Within the entries below, find the lines that hold "Filtro" and report only how many there are.

━━━━━━

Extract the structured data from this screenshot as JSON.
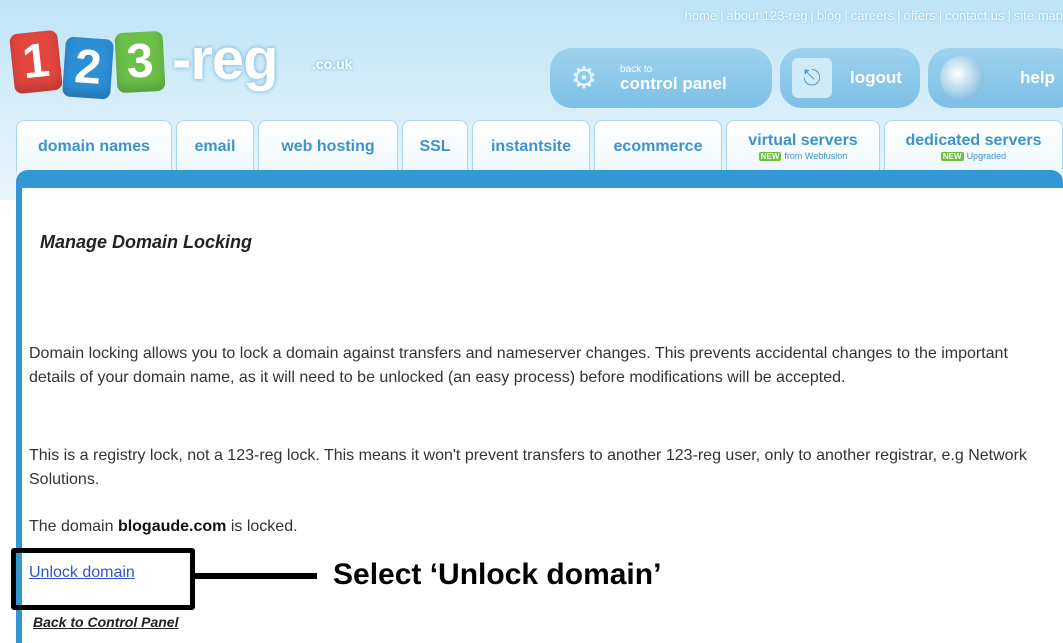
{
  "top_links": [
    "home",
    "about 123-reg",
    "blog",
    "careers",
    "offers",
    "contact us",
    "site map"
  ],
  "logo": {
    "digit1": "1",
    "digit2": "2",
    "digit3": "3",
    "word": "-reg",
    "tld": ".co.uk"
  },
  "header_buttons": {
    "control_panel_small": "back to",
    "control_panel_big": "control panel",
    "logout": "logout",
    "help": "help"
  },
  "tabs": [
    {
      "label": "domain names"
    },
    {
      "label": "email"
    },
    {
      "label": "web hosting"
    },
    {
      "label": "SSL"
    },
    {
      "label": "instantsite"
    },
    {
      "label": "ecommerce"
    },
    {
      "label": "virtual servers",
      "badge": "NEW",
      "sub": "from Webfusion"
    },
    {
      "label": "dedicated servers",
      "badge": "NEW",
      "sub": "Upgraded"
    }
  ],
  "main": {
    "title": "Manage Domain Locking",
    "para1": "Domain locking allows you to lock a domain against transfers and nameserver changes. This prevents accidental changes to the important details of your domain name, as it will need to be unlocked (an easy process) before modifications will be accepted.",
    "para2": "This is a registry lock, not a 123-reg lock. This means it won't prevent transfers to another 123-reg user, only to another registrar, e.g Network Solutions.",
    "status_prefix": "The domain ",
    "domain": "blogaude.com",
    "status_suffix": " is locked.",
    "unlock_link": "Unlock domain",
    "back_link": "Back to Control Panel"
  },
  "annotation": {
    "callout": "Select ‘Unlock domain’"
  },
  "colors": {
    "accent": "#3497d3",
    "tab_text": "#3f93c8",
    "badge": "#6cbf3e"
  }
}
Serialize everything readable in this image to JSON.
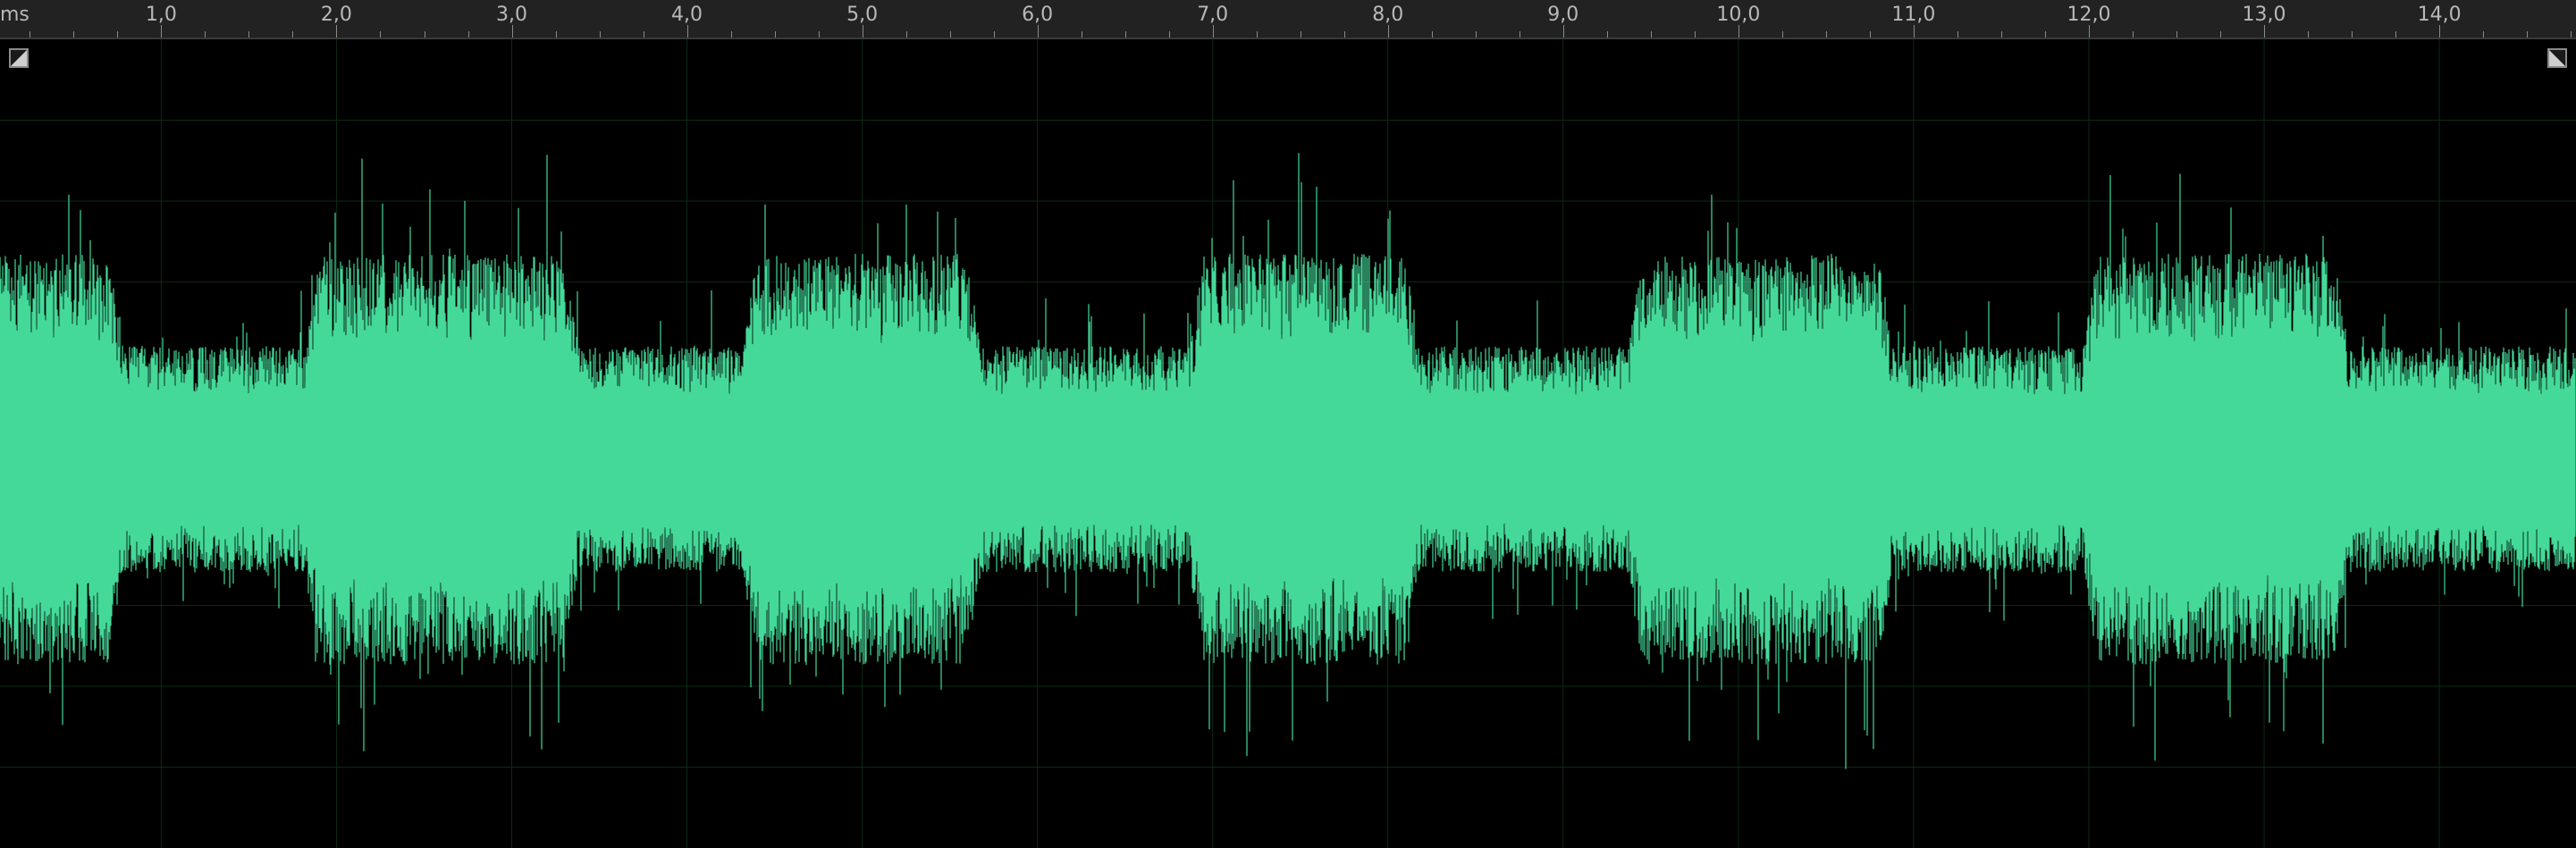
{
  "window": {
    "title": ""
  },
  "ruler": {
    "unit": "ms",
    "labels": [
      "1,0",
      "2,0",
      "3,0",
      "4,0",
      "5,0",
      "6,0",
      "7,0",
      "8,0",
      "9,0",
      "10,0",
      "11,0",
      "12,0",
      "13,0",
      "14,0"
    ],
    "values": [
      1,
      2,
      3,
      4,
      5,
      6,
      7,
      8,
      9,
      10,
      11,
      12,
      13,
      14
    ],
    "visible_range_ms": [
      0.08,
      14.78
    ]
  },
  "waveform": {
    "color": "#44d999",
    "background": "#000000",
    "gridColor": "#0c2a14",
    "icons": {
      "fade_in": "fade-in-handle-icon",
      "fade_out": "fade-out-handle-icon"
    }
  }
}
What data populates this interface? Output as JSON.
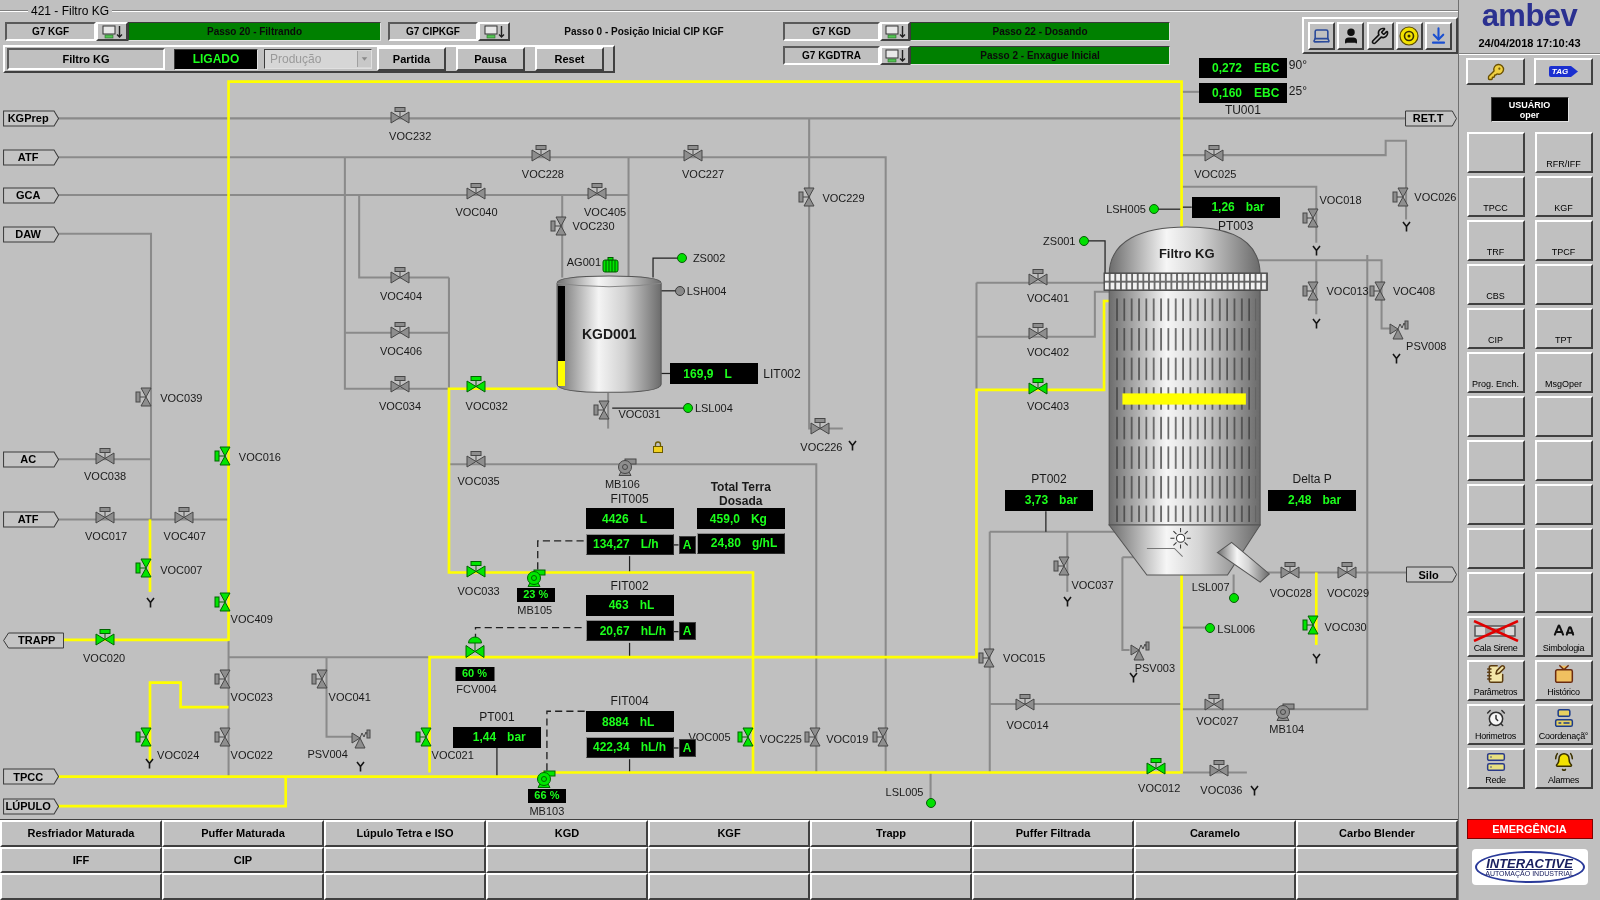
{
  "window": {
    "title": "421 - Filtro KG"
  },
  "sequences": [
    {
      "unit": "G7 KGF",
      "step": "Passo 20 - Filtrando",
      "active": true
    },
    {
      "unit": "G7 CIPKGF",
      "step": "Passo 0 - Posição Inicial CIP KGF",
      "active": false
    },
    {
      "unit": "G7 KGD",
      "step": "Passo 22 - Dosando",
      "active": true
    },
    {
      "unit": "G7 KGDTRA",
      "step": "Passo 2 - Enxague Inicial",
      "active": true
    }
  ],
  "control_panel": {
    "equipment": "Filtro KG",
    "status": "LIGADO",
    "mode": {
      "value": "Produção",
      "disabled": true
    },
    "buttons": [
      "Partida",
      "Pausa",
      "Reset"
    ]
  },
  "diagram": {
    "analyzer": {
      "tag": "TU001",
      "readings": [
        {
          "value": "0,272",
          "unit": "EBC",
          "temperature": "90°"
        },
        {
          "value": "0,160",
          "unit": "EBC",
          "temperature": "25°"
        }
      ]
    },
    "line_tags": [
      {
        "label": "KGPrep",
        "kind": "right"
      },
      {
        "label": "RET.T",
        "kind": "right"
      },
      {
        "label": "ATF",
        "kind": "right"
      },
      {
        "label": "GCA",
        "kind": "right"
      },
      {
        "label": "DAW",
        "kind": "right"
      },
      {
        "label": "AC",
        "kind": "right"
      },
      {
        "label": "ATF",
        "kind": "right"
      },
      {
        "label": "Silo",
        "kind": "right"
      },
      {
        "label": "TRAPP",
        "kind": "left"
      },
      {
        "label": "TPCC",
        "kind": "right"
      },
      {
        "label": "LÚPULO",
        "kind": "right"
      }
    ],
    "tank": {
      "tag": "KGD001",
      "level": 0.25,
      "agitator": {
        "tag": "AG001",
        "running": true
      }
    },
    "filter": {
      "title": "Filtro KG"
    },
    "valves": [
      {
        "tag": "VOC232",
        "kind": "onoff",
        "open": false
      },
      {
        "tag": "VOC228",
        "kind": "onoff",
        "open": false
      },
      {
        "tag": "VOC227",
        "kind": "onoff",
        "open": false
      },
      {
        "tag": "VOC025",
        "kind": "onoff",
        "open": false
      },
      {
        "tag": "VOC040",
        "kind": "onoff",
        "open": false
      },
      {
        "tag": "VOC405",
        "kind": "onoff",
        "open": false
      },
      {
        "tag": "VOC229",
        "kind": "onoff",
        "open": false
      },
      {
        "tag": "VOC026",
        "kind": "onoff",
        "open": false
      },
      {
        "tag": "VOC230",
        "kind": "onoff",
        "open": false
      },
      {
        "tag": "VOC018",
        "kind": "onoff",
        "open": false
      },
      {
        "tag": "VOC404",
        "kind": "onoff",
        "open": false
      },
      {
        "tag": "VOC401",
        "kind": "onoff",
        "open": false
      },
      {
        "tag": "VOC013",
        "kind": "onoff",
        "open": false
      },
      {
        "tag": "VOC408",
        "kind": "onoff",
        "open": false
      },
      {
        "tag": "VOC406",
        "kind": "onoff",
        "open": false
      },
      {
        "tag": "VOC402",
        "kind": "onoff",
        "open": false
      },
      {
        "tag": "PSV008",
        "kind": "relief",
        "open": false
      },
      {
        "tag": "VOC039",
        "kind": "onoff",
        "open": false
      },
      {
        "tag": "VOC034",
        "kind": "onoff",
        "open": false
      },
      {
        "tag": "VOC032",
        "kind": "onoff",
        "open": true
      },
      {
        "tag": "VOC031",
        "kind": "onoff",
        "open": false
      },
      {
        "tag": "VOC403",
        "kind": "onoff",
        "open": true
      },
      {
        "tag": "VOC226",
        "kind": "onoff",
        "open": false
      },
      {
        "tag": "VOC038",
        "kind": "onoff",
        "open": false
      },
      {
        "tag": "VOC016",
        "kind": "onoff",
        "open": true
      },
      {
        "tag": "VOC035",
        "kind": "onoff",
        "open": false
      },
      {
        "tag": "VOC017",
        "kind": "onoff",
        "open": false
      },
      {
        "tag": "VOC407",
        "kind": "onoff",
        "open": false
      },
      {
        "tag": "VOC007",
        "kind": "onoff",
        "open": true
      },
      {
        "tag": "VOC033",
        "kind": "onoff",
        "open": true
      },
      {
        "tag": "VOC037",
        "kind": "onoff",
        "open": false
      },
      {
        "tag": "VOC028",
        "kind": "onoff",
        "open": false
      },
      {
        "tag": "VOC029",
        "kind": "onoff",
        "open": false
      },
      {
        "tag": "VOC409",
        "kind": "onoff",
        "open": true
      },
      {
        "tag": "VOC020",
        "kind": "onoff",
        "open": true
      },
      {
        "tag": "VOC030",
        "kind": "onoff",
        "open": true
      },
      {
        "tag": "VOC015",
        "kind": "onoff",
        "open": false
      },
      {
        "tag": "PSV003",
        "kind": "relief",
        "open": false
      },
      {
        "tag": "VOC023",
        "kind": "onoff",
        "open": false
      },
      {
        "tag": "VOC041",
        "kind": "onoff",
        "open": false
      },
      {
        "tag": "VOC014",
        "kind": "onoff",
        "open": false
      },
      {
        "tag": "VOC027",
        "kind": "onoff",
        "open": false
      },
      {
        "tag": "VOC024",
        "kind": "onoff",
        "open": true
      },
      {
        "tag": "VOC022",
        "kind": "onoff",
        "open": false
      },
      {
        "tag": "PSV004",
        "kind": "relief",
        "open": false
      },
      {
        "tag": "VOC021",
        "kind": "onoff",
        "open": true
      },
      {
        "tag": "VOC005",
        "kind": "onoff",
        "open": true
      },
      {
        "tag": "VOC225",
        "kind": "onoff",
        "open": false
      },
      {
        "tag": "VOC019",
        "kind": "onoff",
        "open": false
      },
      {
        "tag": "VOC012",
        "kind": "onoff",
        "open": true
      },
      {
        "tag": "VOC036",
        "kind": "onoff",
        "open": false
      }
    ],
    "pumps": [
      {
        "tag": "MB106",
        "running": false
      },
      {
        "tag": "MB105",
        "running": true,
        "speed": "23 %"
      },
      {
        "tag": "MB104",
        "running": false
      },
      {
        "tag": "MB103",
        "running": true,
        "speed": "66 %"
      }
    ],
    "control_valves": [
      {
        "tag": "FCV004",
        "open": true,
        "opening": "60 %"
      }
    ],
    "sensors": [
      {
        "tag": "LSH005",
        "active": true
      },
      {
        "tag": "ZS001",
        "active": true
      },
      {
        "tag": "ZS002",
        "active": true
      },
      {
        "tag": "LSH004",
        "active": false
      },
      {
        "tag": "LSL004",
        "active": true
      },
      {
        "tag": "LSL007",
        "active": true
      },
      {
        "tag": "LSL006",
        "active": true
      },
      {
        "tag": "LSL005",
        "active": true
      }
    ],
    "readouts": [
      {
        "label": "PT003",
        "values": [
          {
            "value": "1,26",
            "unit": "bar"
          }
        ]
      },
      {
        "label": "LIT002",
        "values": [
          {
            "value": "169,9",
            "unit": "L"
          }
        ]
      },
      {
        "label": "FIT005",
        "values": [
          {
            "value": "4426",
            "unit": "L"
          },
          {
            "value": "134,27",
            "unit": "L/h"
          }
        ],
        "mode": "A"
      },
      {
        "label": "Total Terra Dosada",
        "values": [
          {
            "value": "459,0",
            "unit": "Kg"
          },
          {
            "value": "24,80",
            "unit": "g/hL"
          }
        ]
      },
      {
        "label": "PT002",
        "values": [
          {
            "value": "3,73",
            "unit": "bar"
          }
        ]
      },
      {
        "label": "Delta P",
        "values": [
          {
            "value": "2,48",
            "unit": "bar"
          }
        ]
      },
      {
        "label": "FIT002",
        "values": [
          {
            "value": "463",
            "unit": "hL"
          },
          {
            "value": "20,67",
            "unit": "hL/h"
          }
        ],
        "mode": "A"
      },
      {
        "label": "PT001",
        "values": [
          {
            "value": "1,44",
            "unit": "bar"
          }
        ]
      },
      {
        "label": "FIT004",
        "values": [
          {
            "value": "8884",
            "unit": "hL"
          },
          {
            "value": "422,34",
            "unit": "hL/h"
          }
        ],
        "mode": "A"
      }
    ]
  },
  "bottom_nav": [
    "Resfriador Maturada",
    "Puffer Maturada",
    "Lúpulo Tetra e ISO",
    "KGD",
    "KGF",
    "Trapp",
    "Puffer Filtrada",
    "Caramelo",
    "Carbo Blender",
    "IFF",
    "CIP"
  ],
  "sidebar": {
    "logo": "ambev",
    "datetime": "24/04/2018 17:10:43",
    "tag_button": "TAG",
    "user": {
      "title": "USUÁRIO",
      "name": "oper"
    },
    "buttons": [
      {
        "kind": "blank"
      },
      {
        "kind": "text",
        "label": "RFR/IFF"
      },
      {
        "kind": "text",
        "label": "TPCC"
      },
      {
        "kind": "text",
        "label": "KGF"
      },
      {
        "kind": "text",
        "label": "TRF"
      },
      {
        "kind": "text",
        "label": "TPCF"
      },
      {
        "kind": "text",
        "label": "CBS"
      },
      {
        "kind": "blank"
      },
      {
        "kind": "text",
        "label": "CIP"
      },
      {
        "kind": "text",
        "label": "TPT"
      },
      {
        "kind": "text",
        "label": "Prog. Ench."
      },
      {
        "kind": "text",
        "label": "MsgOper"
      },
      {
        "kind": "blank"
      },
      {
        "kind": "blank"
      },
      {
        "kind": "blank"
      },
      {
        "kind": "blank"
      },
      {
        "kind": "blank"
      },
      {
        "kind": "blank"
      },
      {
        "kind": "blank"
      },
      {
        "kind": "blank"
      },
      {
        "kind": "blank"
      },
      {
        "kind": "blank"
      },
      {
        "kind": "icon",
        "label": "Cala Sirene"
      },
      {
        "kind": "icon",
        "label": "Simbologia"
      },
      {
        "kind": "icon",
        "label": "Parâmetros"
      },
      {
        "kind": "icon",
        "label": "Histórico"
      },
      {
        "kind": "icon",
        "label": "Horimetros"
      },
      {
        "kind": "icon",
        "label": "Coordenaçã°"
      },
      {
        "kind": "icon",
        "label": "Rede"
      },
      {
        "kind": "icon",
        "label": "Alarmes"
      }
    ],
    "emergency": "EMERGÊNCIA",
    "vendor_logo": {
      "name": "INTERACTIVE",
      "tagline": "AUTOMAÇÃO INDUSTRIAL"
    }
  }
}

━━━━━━

SOLUTION FOR THIS PROBLEM:
3